I’m currently iterating some work around Web Literacies for the Mozilla Foundation (you can see the latest version of my thinking here). Perhaps the biggest consideration when dealing with so-called ‘New’ Literacies is distinguishing them from one another. As I’ve discussed many times before, without some clear thinking on this issue both theorists and practitioners alike tend to talk past one another using imprecise terminology. What I want to consider in this post is the relationship between Digital literacies and Web literacies. Aren’t they just synonyms? The topic of digital literacies was the focus of my

Writing Like the Web

In my last few posts, I have argued that network writing—that is, writing that mimics the conventions of emerging, online genres—should occupy a larger place in writing instruction. However, it can be challenging to imagine how literacies that students have developed in writing, say, text messages, can be applied to writing traditional genres like the argumentative essay or the academic writing that are the centerpiece of most writing instruction. While many innovative instructors have developed assignments that integrate network-native writing like Twitter into classroom settings, how does this writing inform or lead to writing that is

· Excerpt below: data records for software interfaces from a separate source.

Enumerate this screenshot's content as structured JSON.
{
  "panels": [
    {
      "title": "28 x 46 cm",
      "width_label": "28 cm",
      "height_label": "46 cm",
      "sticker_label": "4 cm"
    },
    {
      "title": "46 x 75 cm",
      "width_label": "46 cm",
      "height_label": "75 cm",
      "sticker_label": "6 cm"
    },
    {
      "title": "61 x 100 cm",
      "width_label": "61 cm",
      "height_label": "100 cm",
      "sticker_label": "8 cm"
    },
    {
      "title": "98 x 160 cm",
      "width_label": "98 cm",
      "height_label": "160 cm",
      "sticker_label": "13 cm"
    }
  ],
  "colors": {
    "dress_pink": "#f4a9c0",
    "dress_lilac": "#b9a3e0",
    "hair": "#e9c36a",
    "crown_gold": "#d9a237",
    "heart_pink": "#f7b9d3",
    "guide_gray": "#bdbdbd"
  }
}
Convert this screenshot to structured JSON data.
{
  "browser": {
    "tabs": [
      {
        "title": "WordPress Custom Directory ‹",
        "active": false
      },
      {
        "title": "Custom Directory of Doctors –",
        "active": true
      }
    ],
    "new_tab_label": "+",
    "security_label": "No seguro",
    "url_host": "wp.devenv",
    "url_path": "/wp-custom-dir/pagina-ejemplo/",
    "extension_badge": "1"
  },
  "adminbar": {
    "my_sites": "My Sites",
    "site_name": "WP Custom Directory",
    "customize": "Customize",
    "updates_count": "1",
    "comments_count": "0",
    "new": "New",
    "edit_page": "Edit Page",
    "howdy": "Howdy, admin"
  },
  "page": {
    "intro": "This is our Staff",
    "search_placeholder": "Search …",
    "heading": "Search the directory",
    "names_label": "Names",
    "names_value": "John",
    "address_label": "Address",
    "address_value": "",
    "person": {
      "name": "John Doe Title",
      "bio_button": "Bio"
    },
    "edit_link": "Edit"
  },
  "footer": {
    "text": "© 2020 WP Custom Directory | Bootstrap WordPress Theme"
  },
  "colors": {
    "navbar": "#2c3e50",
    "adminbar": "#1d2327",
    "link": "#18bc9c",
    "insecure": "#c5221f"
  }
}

Learning from Failure: Feminist Dialogues on Technology, Part II

Professor Anne Balsamo has been collaborating with Professor Alexandra Juhasz and a group of more than one hundred feminist scholars to pilot a new kind of online course devoted to feminist dialogues on technology. Balsamo recently left the University of Southern California to occupy a new post as dean of the School of Media Studies at the New School for Public Engagement in New York.  In this position she will continue to work on one of her other ambitious new projects that involves collaboration with an extended network of researchers and designers to create a digital

Bodies in Classrooms: Feminist Dialogues on Technology, Part I

Next year, over a hundred feminist scholars are slated to teach a new kind of online course—the first “MDCLE” or “massively distributed collaborative learning experiment”—tentatively titled “Feminist Dialogues on Technology.”  Drawing on the model of the “MOOC,” or the massively open online course, like the artificial intelligence and human-computer interaction courses at Stanford that have enrolled tens of thousands of students, this venture is also aimed at a very large audience, although taught and thought through a feminist architecture and pedagogy.  With some start-up funding from the Mellon Foundation, Pitzer professor Alexandra Juhasz and University of

From Theory to Design: Exploring the Power & Potential of ‘Connected Learning’, Part One

This summer I attended summer school…well kind of.  For three weeks in June I worked with a great team to implement a digital media and design project with high school students.  We followed that project with a two-week game design camp in July at the University of Texas with middle school students.  Both projects are what you might call ‘connected learning’ design pilots.  What exactly is that?  The goal of each project was to put into action some of the ideas that we have been theorizing about in our work with the Connected Learning Research Network.